Burgess v. Prince, — So.3d —-, 2010 WL 199422 (Fla. 2d DCA Jan. 22, 2010)

Access to trust funds is usually a zero-sum game: If I pay trust funds to one party, there’s less money for everyone else. We usually think of this problem in terms of conflicting claims between trust beneficiaries: if I pay $$ to beneficiary “A,” there’s less $$ for beneficiary “B.”

So is there a way to boost payments to beneficiary A without diminishing beneficiary B’s share of the trust? Yes!

One option is to “grow the pie,” so there’s more to go around for everyone [click here]. Another option is to pay beneficiary A to do some of the trust-administration work being done by third parties. As long as beneficiary A can do the job, this transaction is an economic wash as far as beneficiary B is concerned. So why not “keep the money in the family” by paying a trust beneficiary – rather than an unrelated third party – to do the work? Professionals who take the time to understand this opportunity can become heroes to their trust-beneficiary clients. The linked-to opinion is an example of this second option in action.

Trust beneficiary as Business Manager:

In the linked-to opinion the trust owned Salt Creek Art Works, a large art studio and gallery. One of the trust’s beneficiaries was serving as trustee of the trust and business manager for Salt Creek Art Works. The trust agreement provided that a beneficiary may not receive compensation for serving as trustee, but there was nothing stopping her from getting paid for the work she did as business manager. In fact, the trust agreement specifically authorized a trustee/beneficiary to hire herself to do any work the trust required.

When the trustee/beneficiary was removed as trustee she was also stripped of her business-manager fees. On appeal the 2d DCA reversed this ruling by simply applying the clear text of the trust agreement.

Section 6.2 of the Trust provides that a beneficiary may not receive compensation for serving as Trustee:

Any Trustee, whether an individual or corporate trustee, who may serve under the Trust shall be entitled to receive compensation for its services as Trustee in accordance with its schedule of rates in effect at the time the services are rendered, including minimum fees and additional compensation for special investment and interests in a closely-held business.
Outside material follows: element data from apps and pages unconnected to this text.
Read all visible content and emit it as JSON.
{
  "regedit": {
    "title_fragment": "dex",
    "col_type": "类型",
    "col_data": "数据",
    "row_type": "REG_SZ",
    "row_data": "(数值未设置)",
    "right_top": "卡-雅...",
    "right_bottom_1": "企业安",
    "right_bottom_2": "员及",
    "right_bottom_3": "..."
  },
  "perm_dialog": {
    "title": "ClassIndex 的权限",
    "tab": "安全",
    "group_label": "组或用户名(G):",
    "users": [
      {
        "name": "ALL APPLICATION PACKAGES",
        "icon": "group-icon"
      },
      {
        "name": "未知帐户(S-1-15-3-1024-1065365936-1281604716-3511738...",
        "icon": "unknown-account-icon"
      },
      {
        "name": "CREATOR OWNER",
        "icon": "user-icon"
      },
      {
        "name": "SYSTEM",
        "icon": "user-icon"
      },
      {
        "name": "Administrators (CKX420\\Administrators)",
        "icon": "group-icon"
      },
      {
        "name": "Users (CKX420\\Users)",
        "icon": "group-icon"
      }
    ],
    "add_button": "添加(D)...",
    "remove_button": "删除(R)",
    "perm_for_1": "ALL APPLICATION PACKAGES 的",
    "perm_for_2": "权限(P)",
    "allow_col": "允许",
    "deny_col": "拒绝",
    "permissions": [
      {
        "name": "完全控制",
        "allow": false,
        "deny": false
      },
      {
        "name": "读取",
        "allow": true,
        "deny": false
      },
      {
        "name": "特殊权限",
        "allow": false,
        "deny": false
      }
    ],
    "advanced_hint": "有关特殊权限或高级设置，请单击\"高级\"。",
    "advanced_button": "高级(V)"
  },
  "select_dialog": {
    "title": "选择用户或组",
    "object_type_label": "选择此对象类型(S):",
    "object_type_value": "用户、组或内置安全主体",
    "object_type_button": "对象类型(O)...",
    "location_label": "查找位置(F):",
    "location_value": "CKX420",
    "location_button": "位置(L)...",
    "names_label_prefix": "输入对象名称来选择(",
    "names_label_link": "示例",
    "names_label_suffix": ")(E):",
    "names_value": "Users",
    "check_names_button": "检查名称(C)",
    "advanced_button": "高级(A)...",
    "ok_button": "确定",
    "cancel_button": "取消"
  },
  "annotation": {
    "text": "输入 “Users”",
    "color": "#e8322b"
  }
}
Any Trustee who is also a beneficiary under the Trust shall serve without compensation.

(Emphasis added.) Our record demonstrates, however, that Ms. Burgess did not receive compensation for her service as Trustee. Rather, she received a modest monthly payment from the Trust for operating the ongoing business of Salt Creek Art Works. The payments she received were not contrary to the terms of the Trust. Indeed, the Trust allows compensation to a Trustee serving in other capacities. Section 6.4 empowers the Trustee:

[T]o employ accountants, actuaries, appraisers, attorneys, brokers, building contractors, custodians, investment managers, realtors, and other agents including any Trustee, if such employment be deemed necessary or desirable and to pay reasonable compensation for their services without diminution of any fiduciary’s commissions….

(Emphasis added.)

Finally, section 6.5 allows the Trustee to compensate a beneficiary for business management duties:

To determine in his or her discretion the manner and extent of his or her active participation in the business, and to delegate all or any part of his or her power to supervise and operate to such person or persons as he or she may select, including any associate, partner, officer or employee of the business.

To hire and discharge officers and employees, fix their compensation and define their duties; and to employ, compensate and discharge agents, attorneys, consultants, accountants and such other representatives as the Trustee may deem appropriate; including the right to employ any beneficiary or individual fiduciary in any capacity.

(Emphasis added.)

Relying on the plain language of the Trust document, we must conclude that the trial court erred in ruling that Ms. Burgess could not be compensated for managing Salt Creek Art Works.